That perked my interest, but what kept me reading were the characters and the mystery that later develops. Shortly after the opening mentioned above, we are introduced to the protagonist, Evie O’Neill, who seems the epitome of the zeitgeist of the period. Evie was fun to read about but upon first meeting her, I found her a bit annoying. She grew on me and eventually she became my favorite character in the book. She livened the story.
I enjoyed her interactions with her uncle, Will, who seems the opposite of her, and Sam, a pickpocket, who strikes me as her equal. Well, he can keep up with her and there is obviously some attraction between them. But considering how this book ends, I wonder how their relationship will develop and hope that a love triangle will not pop up further on.
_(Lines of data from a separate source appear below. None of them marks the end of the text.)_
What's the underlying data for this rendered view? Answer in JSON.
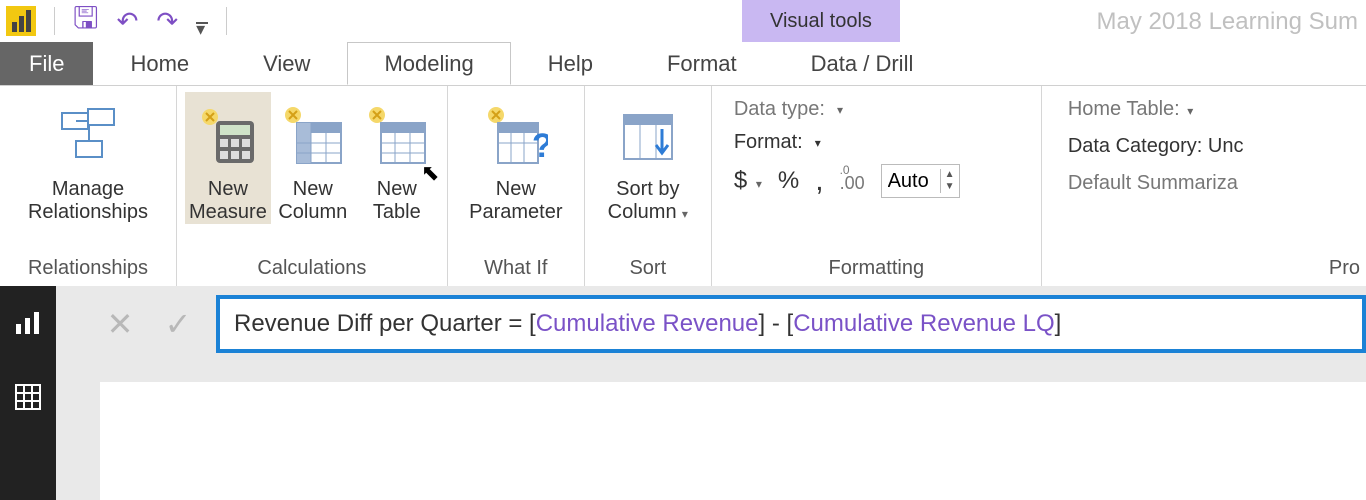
{
  "titlebar": {
    "contextual_tab": "Visual tools",
    "document_title": "May 2018 Learning Sum"
  },
  "tabs": {
    "file": "File",
    "home": "Home",
    "view": "View",
    "modeling": "Modeling",
    "help": "Help",
    "format": "Format",
    "data_drill": "Data / Drill"
  },
  "ribbon": {
    "relationships": {
      "manage": "Manage\nRelationships",
      "group": "Relationships"
    },
    "calculations": {
      "new_measure": "New\nMeasure",
      "new_column": "New\nColumn",
      "new_table": "New\nTable",
      "group": "Calculations"
    },
    "whatif": {
      "new_parameter": "New\nParameter",
      "group": "What If"
    },
    "sort": {
      "sort_by_column": "Sort by\nColumn",
      "group": "Sort"
    },
    "formatting": {
      "data_type_label": "Data type:",
      "format_label": "Format:",
      "currency_symbol": "$",
      "percent_symbol": "%",
      "thousands_symbol": ",",
      "decimal_icon": ".00",
      "decimal_value": "Auto",
      "group": "Formatting"
    },
    "properties": {
      "home_table_label": "Home Table:",
      "data_category_label": "Data Category: Unc",
      "default_summarization_label": "Default Summariza",
      "group": "Pro"
    }
  },
  "formula": {
    "prefix": "Revenue Diff per Quarter = [",
    "m1": "Cumulative Revenue",
    "mid": "] - [",
    "m2": "Cumulative Revenue LQ",
    "suffix": "]"
  }
}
I was also intrigued by another character (I wouldn’t call him a favorite) and that’s Blind Bill. He seems so warm and unthreatening at first that I was shocked at what he does later in the book and wonder how his character will develop throughout the series. Now he gives me bad vibes. I wonder what his ultimate goal is and if his greed for power will overcome him. I also wonder about the dreams. The story contains several characters who possess supernatural abilities and they all have queer dreams. I wonder why. What do they mean? What is coming?
You see! This book left me with many questions and make me eager to pick up the next one. I think this installment wraps up well, but it plants just enough seeds to pull you to the next book. I also wonder what will become of Evie in the next book since she ended this one with a bang. Again she annoyed me with her antics but at the same time, I admired her and applauded her for her gumption. And besides, the person who should warn her of possible dangers refrains from doing so.
I’ve so far focused on the characters because they interested me the most, but I think Bray did a great job convincing us of the historical period the story is set in. Evie and her friends, especially Theta, and Memphis were key in convincing me that I was reading about the 1920s because of the way they talked, the people and things they referenced, and how they dressed. Bray even included unsavory things of the time such as eugenics and racism and mention of the Ku Klux Klan. I also liked how she dealt with the supernatural, that her characters are diverse in race and sexuality, and the discussions on religion and the development of religion.
The story is very well written and engrossing and the characters are compelling. There’s obviously a lot more to come and to learn, and I look forward to finding them out in the next book.
It’s a good read that left me eager to read the next book.
Buy | Borrow | Bypass
I think it’s worth the purchase if this is the sort of story that would appeal to you. I’m glad I own a copy because it’s one I can see myself reading again.